A number of these incredible artists have pretty similar origins and thus have been grouped together by the music press, on whether or not they have a sibling rivalry or any connection at all with artists such as Black MIDI, Black Country New Road and Fontaine’s DC they explained:
“With us, Black Country and Black Midi, there’s a particular venue called The Windmill in Brixton (South London), that was pretty monumental in terms of giving us all a springboard as very small bands. Bands that had a very small, if non-existent following, to be able to come and play regularly and for pretty much as long as you want and just get to know people that are working on the door and taking photos. People have started kind of referring to it as a scene, The Windmill scene, and I think they’d be right to do that because it’s not just about us as artists, it’s about everyone else involved as well. I think that recognises that. Musically if you asked all of us, we’d all be pretty aware that we’re pretty different. But there’s things that we all admire and we chat about each other after shows, we’re kind of all in awe. I don’t know when it comes to a scene, it’s difficult to pinpoint what exactly it is, I think there’s just a lot of people that are coming from a similar place, from a similar generation, and for the first time in a while it’s just amazing seeing stuff that’s coming from a pretty different place that is somehow managing to go into organisations such as the charts. That feels pretty new to everyone involved.”
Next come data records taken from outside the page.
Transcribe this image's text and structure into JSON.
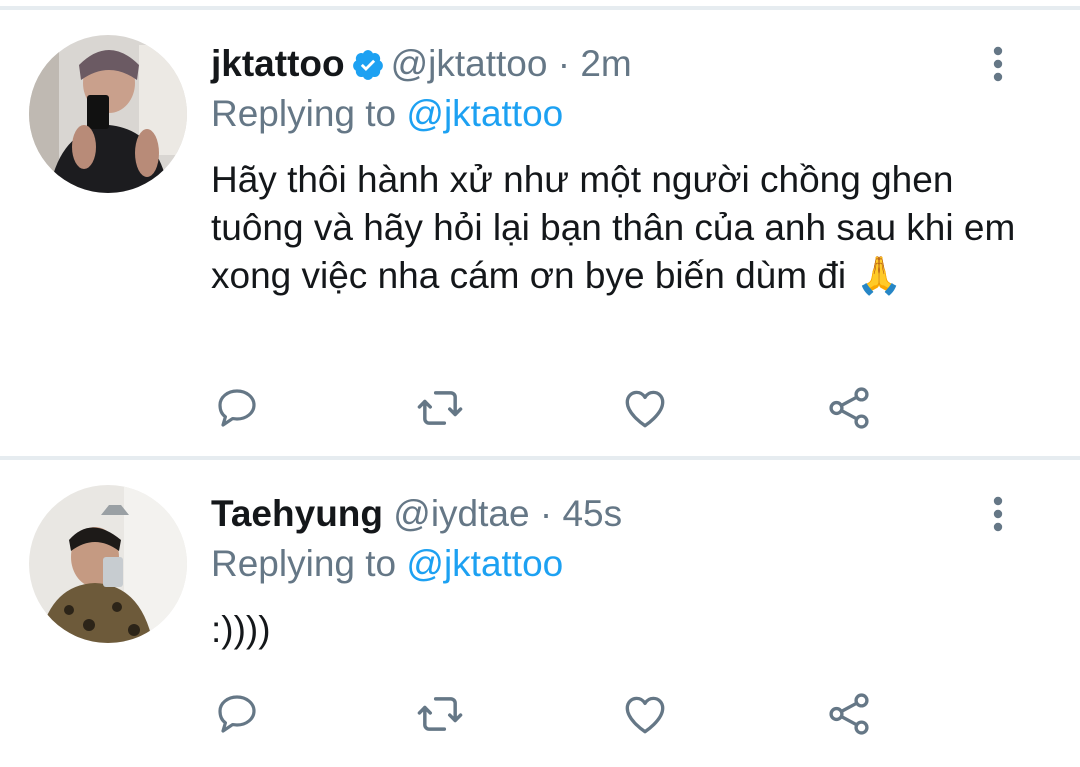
{
  "tweets": [
    {
      "name": "jktattoo",
      "verified": true,
      "handle": "@jktattoo",
      "dot": "·",
      "time": "2m",
      "replying_prefix": "Replying to",
      "replying_mention": "@jktattoo",
      "text": "Hãy thôi hành xử như một người chồng ghen tuông và hãy hỏi lại bạn thân của anh sau khi em xong việc nha cám ơn bye biến dùm đi 🙏"
    },
    {
      "name": "Taehyung",
      "verified": false,
      "handle": "@iydtae",
      "dot": "·",
      "time": "45s",
      "replying_prefix": "Replying to",
      "replying_mention": "@jktattoo",
      "text": ":))))"
    }
  ],
  "colors": {
    "icon": "#657786",
    "mention": "#1da1f2",
    "verified": "#1da1f2",
    "separator": "#e6ecf0"
  },
  "icons": [
    "reply-icon",
    "retweet-icon",
    "like-icon",
    "share-icon",
    "more-icon",
    "verified-icon"
  ]
}
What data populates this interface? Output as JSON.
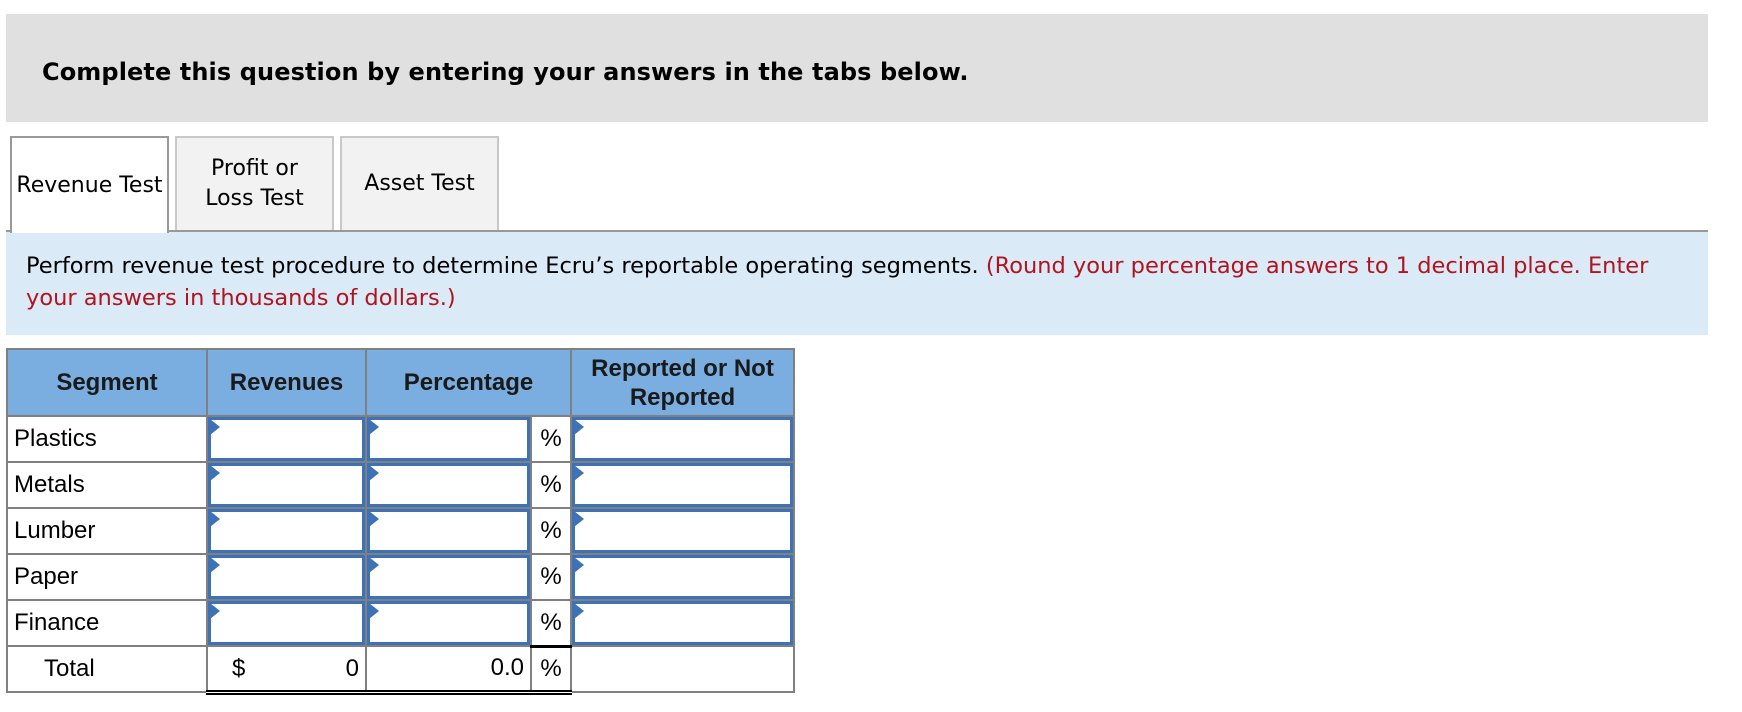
{
  "banner": {
    "text": "Complete this question by entering your answers in the tabs below."
  },
  "tabs": [
    {
      "label": "Revenue Test",
      "active": true
    },
    {
      "label": "Profit or Loss Test",
      "active": false
    },
    {
      "label": "Asset Test",
      "active": false
    }
  ],
  "instructions": {
    "text": "Perform revenue test procedure to determine Ecru’s reportable operating segments.",
    "note": "(Round your percentage answers to 1 decimal place. Enter your answers in thousands of dollars.)"
  },
  "table": {
    "headers": {
      "segment": "Segment",
      "revenues": "Revenues",
      "percentage": "Percentage",
      "reported": "Reported or Not Reported"
    },
    "percent_symbol": "%",
    "rows": [
      {
        "segment": "Plastics",
        "revenues": "",
        "percentage": "",
        "reported": ""
      },
      {
        "segment": "Metals",
        "revenues": "",
        "percentage": "",
        "reported": ""
      },
      {
        "segment": "Lumber",
        "revenues": "",
        "percentage": "",
        "reported": ""
      },
      {
        "segment": "Paper",
        "revenues": "",
        "percentage": "",
        "reported": ""
      },
      {
        "segment": "Finance",
        "revenues": "",
        "percentage": "",
        "reported": ""
      }
    ],
    "total": {
      "label": "Total",
      "currency": "$",
      "revenues": "0",
      "percentage": "0.0",
      "percent_symbol": "%"
    }
  },
  "colors": {
    "banner_bg": "#e0e0e0",
    "instructions_bg": "#dbeaf7",
    "note_red": "#b0141f",
    "header_blue": "#7aaee0",
    "input_border": "#3d73b6"
  }
}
In support of these struggling venues the band are hitting the road in the new UK to hit a number of smaller venues and pubs around the country. Not exactly the tour they could’ve anticipated for their debut album, it’s going to be a mix of old music, new music and even newer music.
“We’re playing music from the future that never existed. We’ve just been writing more music at the moment and I guess cause we felt like we really wanted to get back on the road but wanted to ease ourselves in, instead of going full throttle with the kind of tours we were doing last year. We have a chance to play at some smaller places that definitely need bands to play and need support – since it’s gonna be chronically underfunded by the government for the next 10 years. So yeh! We’re just super excited to see how it turns out!”
Check out the full interview audio in the link above!